**Task prompt**
Each entry below should be given again exactly; the pictures stay out.

**Entries provided**

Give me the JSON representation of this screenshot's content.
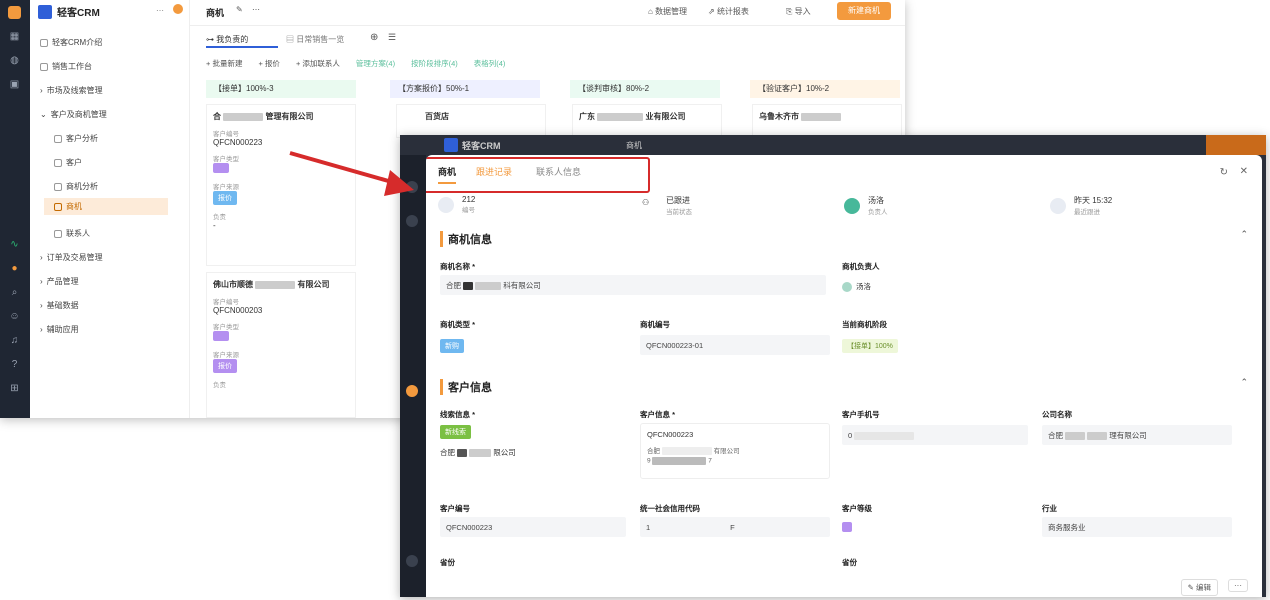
{
  "bg": {
    "brand": "轻客CRM",
    "nav": [
      "轻客CRM介绍",
      "销售工作台",
      "市场及线索管理",
      "客户及商机管理",
      "客户分析",
      "客户",
      "商机分析",
      "商机",
      "联系人",
      "订单及交易管理",
      "产品管理",
      "基础数据",
      "辅助应用"
    ],
    "title": "商机",
    "toolbar": [
      "数据管理",
      "统计报表",
      "导入",
      "新建商机"
    ],
    "views": [
      "我负责的",
      "日常销售一览"
    ],
    "actions": [
      "+ 批量新建",
      "+ 报价",
      "+ 添加联系人",
      "管理方案(4)",
      "按阶段排序(4)",
      "表格列(4)"
    ],
    "columns": [
      "【接单】100%-3",
      "【方案报价】50%-1",
      "【谈判审核】80%-2",
      "【验证客户】10%-2"
    ],
    "card1": {
      "name_start": "合",
      "name_end": "管理有限公司",
      "code_label": "客户编号",
      "code": "QFCN000223",
      "type_label": "客户类型",
      "source_label": "客户来源",
      "tag2": "报价",
      "owner_label": "负责",
      "owner": "-"
    },
    "card2": {
      "name_start": "佛山市顺德",
      "name_end": "有限公司",
      "code_label": "客户编号",
      "code": "QFCN000203",
      "type_label": "客户类型",
      "source_label": "客户来源",
      "tag2": "报价",
      "owner_label": "负责"
    },
    "col2_card": {
      "name": "百货店"
    },
    "col3_card": {
      "name_start": "广东",
      "name_end": "业有限公司"
    },
    "col4_card": {
      "name": "乌鲁木齐市"
    }
  },
  "modal": {
    "brand": "轻客CRM",
    "title": "商机",
    "tabs": [
      "商机",
      "跟进记录",
      "联系人信息"
    ],
    "stats": [
      {
        "v": "212",
        "l": "编号"
      },
      {
        "v": "已跟进",
        "l": "当前状态"
      },
      {
        "v": "汤洛",
        "l": "负责人"
      },
      {
        "v": "昨天 15:32",
        "l": "最近跟进"
      }
    ],
    "sec1": "商机信息",
    "f_name": "商机名称 *",
    "v_name_start": "合肥",
    "v_name_end": "科有限公司",
    "f_owner": "商机负责人",
    "v_owner": "汤洛",
    "f_type": "商机类型 *",
    "v_type": "新购",
    "f_code": "商机编号",
    "v_code": "QFCN000223-01",
    "f_stage": "当前商机阶段",
    "v_stage": "【接单】100%",
    "sec2": "客户信息",
    "f_lead": "线索信息 *",
    "v_lead_tag": "新线索",
    "v_lead_a": "合肥",
    "v_lead_b": "限公司",
    "f_cust": "客户信息 *",
    "v_cust_code": "QFCN000223",
    "v_cust_a": "合肥",
    "v_cust_b": "有限公司",
    "v_cust_c": "9",
    "v_cust_d": "7",
    "f_phone": "客户手机号",
    "v_phone": "0",
    "f_company": "公司名称",
    "v_company_a": "合肥",
    "v_company_b": "理有限公司",
    "f_cno": "客户编号",
    "v_cno": "QFCN000223",
    "f_credit": "统一社会信用代码",
    "v_credit_a": "1",
    "v_credit_b": "F",
    "f_level": "客户等级",
    "f_industry": "行业",
    "v_industry": "商务服务业",
    "f_region": "省份",
    "f_addr": "省份",
    "edit": "编辑",
    "more": "···"
  }
}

**Solution to the problem**
Give me the JSON representation of this screenshot's content.
{
  "bg": {
    "brand": "轻客CRM",
    "nav": [
      "轻客CRM介绍",
      "销售工作台",
      "市场及线索管理",
      "客户及商机管理",
      "客户分析",
      "客户",
      "商机分析",
      "商机",
      "联系人",
      "订单及交易管理",
      "产品管理",
      "基础数据",
      "辅助应用"
    ],
    "title": "商机",
    "toolbar": [
      "数据管理",
      "统计报表",
      "导入",
      "新建商机"
    ],
    "views": [
      "我负责的",
      "日常销售一览"
    ],
    "actions": [
      "+ 批量新建",
      "+ 报价",
      "+ 添加联系人",
      "管理方案(4)",
      "按阶段排序(4)",
      "表格列(4)"
    ],
    "columns": [
      "【接单】100%-3",
      "【方案报价】50%-1",
      "【谈判审核】80%-2",
      "【验证客户】10%-2"
    ],
    "card1": {
      "name_start": "合",
      "name_end": "管理有限公司",
      "code_label": "客户编号",
      "code": "QFCN000223",
      "type_label": "客户类型",
      "source_label": "客户来源",
      "tag2": "报价",
      "owner_label": "负责",
      "owner": "-"
    },
    "card2": {
      "name_start": "佛山市顺德",
      "name_end": "有限公司",
      "code_label": "客户编号",
      "code": "QFCN000203",
      "type_label": "客户类型",
      "source_label": "客户来源",
      "tag2": "报价",
      "owner_label": "负责"
    },
    "col2_card": {
      "name": "百货店"
    },
    "col3_card": {
      "name_start": "广东",
      "name_end": "业有限公司"
    },
    "col4_card": {
      "name": "乌鲁木齐市"
    }
  },
  "modal": {
    "brand": "轻客CRM",
    "title": "商机",
    "tabs": [
      "商机",
      "跟进记录",
      "联系人信息"
    ],
    "stats": [
      {
        "v": "212",
        "l": "编号"
      },
      {
        "v": "已跟进",
        "l": "当前状态"
      },
      {
        "v": "汤洛",
        "l": "负责人"
      },
      {
        "v": "昨天 15:32",
        "l": "最近跟进"
      }
    ],
    "sec1": "商机信息",
    "f_name": "商机名称 *",
    "v_name_start": "合肥",
    "v_name_end": "科有限公司",
    "f_owner": "商机负责人",
    "v_owner": "汤洛",
    "f_type": "商机类型 *",
    "v_type": "新购",
    "f_code": "商机编号",
    "v_code": "QFCN000223-01",
    "f_stage": "当前商机阶段",
    "v_stage": "【接单】100%",
    "sec2": "客户信息",
    "f_lead": "线索信息 *",
    "v_lead_tag": "新线索",
    "v_lead_a": "合肥",
    "v_lead_b": "限公司",
    "f_cust": "客户信息 *",
    "v_cust_code": "QFCN000223",
    "v_cust_a": "合肥",
    "v_cust_b": "有限公司",
    "v_cust_c": "9",
    "v_cust_d": "7",
    "f_phone": "客户手机号",
    "v_phone": "0",
    "f_company": "公司名称",
    "v_company_a": "合肥",
    "v_company_b": "理有限公司",
    "f_cno": "客户编号",
    "v_cno": "QFCN000223",
    "f_credit": "统一社会信用代码",
    "v_credit_a": "1",
    "v_credit_b": "F",
    "f_level": "客户等级",
    "f_industry": "行业",
    "v_industry": "商务服务业",
    "f_region": "省份",
    "f_addr": "省份",
    "edit": "编辑",
    "more": "···"
  }
}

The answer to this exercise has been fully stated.